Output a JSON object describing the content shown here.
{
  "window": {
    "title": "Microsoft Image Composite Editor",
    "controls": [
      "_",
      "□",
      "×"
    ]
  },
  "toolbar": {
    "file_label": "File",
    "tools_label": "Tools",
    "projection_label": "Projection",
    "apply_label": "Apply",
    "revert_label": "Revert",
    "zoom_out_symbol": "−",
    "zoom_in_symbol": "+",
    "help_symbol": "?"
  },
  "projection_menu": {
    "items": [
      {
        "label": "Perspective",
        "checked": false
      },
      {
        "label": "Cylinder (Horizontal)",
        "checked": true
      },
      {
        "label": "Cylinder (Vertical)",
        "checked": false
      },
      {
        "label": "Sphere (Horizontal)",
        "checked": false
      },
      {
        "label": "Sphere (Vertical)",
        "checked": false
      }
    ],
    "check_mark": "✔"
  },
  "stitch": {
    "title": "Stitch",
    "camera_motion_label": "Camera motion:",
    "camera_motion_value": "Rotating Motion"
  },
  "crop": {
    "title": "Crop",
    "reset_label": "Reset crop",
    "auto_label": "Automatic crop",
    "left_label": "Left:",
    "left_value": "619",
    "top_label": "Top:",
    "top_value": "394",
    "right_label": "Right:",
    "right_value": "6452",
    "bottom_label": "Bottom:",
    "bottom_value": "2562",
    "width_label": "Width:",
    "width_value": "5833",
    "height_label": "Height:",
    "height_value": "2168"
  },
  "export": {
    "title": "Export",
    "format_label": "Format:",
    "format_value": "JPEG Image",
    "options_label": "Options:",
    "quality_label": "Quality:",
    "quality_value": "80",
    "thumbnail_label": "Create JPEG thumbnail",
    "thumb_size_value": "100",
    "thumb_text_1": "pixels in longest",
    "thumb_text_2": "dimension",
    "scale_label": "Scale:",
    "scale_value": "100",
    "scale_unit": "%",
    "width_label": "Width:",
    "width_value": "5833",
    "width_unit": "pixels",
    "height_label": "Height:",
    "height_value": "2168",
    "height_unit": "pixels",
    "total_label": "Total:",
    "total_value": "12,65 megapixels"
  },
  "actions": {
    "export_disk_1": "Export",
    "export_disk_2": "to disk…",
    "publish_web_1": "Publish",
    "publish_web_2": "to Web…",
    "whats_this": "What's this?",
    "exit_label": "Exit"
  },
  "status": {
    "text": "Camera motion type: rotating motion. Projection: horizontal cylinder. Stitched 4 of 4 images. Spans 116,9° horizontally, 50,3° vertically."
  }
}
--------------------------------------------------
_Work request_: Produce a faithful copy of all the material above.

_Output_:
Output a JSON object describing the content shown here.
{
  "window": {
    "title": "Microsoft Image Composite Editor",
    "controls": [
      "_",
      "□",
      "×"
    ]
  },
  "toolbar": {
    "file_label": "File",
    "tools_label": "Tools",
    "projection_label": "Projection",
    "apply_label": "Apply",
    "revert_label": "Revert",
    "zoom_out_symbol": "−",
    "zoom_in_symbol": "+",
    "help_symbol": "?"
  },
  "projection_menu": {
    "items": [
      {
        "label": "Perspective",
        "checked": false
      },
      {
        "label": "Cylinder (Horizontal)",
        "checked": true
      },
      {
        "label": "Cylinder (Vertical)",
        "checked": false
      },
      {
        "label": "Sphere (Horizontal)",
        "checked": false
      },
      {
        "label": "Sphere (Vertical)",
        "checked": false
      }
    ],
    "check_mark": "✔"
  },
  "stitch": {
    "title": "Stitch",
    "camera_motion_label": "Camera motion:",
    "camera_motion_value": "Rotating Motion"
  },
  "crop": {
    "title": "Crop",
    "reset_label": "Reset crop",
    "auto_label": "Automatic crop",
    "left_label": "Left:",
    "left_value": "619",
    "top_label": "Top:",
    "top_value": "394",
    "right_label": "Right:",
    "right_value": "6452",
    "bottom_label": "Bottom:",
    "bottom_value": "2562",
    "width_label": "Width:",
    "width_value": "5833",
    "height_label": "Height:",
    "height_value": "2168"
  },
  "export": {
    "title": "Export",
    "format_label": "Format:",
    "format_value": "JPEG Image",
    "options_label": "Options:",
    "quality_label": "Quality:",
    "quality_value": "80",
    "thumbnail_label": "Create JPEG thumbnail",
    "thumb_size_value": "100",
    "thumb_text_1": "pixels in longest",
    "thumb_text_2": "dimension",
    "scale_label": "Scale:",
    "scale_value": "100",
    "scale_unit": "%",
    "width_label": "Width:",
    "width_value": "5833",
    "width_unit": "pixels",
    "height_label": "Height:",
    "height_value": "2168",
    "height_unit": "pixels",
    "total_label": "Total:",
    "total_value": "12,65 megapixels"
  },
  "actions": {
    "export_disk_1": "Export",
    "export_disk_2": "to disk…",
    "publish_web_1": "Publish",
    "publish_web_2": "to Web…",
    "whats_this": "What's this?",
    "exit_label": "Exit"
  },
  "status": {
    "text": "Camera motion type: rotating motion. Projection: horizontal cylinder. Stitched 4 of 4 images. Spans 116,9° horizontally, 50,3° vertically."
  }
}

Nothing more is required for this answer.